47 mg/dL in patients who received pharmaceutical care, while the mean blood glucose values in the control patients increased by 19.4 mg/dL at the end of the study. This reduction in blood glucose level in the intervention group is an excellent achievement given that the service selleck inhibitor was provided for such a short period of time. A similar study conducted by Berringeret al. in two community pharmacies in the USA showed that blood glucose levels decreased in the intervention group by 19.3 mg/dL in 6 months. The frequency of symptomatic episodes of hyperglycemia and hypoglycemia was significantly reduced in the intervention group. From the study, it is evident that the rural population knew very little about diabetes and lifestyle modifications.

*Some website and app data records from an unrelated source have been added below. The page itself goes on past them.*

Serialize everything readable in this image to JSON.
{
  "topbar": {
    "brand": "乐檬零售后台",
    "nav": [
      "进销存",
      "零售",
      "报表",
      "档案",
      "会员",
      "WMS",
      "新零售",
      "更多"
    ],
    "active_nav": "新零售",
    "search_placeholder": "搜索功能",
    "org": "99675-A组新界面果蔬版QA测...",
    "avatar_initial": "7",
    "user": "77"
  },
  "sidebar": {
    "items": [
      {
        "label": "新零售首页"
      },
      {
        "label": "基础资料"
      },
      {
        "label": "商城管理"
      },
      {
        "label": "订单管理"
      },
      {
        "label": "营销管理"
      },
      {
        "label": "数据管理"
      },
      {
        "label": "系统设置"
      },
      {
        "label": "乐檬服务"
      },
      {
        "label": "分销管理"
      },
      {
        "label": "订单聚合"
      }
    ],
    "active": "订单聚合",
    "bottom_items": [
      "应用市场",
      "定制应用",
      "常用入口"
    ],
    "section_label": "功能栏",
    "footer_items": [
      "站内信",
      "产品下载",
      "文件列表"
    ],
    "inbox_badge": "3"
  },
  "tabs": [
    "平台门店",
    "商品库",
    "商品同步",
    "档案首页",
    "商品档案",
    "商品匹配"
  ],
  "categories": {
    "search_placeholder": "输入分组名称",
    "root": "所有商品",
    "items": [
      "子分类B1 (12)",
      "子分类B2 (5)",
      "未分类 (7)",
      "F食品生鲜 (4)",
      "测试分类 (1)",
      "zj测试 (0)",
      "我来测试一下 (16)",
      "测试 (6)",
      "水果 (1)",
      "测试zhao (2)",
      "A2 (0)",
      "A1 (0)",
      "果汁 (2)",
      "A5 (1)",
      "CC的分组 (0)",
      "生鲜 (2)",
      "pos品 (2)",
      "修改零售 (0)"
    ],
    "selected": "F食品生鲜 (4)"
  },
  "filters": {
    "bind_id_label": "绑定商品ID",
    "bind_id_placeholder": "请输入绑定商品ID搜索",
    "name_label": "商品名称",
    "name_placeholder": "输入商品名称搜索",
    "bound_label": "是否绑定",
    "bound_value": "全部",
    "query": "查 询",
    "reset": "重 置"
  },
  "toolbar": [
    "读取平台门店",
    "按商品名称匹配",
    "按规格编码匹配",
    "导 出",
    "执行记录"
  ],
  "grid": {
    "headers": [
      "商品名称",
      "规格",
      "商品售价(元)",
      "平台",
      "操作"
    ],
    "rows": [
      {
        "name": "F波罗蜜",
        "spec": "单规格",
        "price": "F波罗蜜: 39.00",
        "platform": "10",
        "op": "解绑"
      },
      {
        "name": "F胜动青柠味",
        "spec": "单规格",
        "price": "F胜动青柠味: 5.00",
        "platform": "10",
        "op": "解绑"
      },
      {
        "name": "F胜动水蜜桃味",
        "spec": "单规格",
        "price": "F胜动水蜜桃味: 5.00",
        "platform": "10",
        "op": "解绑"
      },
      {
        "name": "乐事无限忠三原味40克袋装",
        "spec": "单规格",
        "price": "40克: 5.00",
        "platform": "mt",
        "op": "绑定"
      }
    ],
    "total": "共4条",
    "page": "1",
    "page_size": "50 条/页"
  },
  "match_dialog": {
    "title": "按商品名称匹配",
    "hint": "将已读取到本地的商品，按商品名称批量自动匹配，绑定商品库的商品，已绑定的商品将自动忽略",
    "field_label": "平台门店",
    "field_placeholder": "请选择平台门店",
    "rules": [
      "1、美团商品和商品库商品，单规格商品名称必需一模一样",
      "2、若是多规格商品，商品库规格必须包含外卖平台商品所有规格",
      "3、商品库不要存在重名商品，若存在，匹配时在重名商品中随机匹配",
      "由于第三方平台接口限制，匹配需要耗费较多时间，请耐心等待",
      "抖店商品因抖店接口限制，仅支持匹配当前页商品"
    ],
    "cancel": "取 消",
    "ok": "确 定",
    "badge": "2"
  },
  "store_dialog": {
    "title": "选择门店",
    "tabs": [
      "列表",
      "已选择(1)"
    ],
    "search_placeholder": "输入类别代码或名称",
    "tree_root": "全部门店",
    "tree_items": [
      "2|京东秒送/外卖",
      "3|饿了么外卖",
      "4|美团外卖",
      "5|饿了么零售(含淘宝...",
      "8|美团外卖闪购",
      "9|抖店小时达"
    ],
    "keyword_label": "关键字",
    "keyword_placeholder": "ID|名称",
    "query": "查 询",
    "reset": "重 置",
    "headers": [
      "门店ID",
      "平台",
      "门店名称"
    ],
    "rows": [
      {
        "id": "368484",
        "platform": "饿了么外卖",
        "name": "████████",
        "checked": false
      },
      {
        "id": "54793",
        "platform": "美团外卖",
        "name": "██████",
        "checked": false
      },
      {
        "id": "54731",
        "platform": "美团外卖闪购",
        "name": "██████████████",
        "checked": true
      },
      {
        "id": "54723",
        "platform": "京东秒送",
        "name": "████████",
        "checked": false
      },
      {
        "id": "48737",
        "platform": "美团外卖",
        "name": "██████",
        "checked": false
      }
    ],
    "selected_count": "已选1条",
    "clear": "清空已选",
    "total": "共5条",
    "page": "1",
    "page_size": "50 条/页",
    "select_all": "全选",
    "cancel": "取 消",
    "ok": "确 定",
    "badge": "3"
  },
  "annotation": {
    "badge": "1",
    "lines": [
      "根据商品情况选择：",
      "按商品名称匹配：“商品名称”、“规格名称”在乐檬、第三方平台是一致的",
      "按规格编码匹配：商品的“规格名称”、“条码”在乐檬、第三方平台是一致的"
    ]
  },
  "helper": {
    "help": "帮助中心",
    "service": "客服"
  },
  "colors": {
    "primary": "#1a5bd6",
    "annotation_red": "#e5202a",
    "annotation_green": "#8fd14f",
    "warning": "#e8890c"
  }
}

The pharmacists?? intervention produced statistically significant improvements in the intervention group. The improved diabetes knowledge scores among the patients in the intervention group show that the participants successfully retained the information delivered over the duration of the study. A lack of knowledge about the disease and its management can be considered as an important reason for improper control of DM. Another study conducted in Bangalore in 2005 showed that patient counselling by pharmacists on diabetes significantly increased patients?? knowledge about all aspects of DM and its management.[17,18] The pharmacist is an integral member of a healthcare team and assumes varied functional roles including the procurement and supply of medicines to pharmaceutical care services and helping ensure that patients receive the best treatment.
Involvement of pharmacists in patient care has reduced the number of hospital admissions and patient visits for medical emergencies. As Dr. Hans V. Hogerzeil, WHO Director of Medicines Policy and Standards, said, ??Pharmacists have an important role to play in health care, which is much more than selling medicines.??[19,20] At the end of the study, the intervention group showed Batimastat a noticeable improvement in the mean of DCP subscale score. All the four subscales (health status [subscale I], understanding [subscale II], control problems [subscale III] and social and personal factors [subscale IV]) showed statistically significant improvements in the intervention group compared with the control group. CONCLUSIONS Community pharmacists are in a unique position to monitor and counsel rural patients with DM. The need for increased diabetes care presents an excellent opportunity for community pharmacists to become more involved in the management and follow-up of people with diabetes. This study demonstrates the positive impact that the community pharmacist can have in achieving the primary selleck chemical therapeutic goal in diabetes patients of overall diabetes control.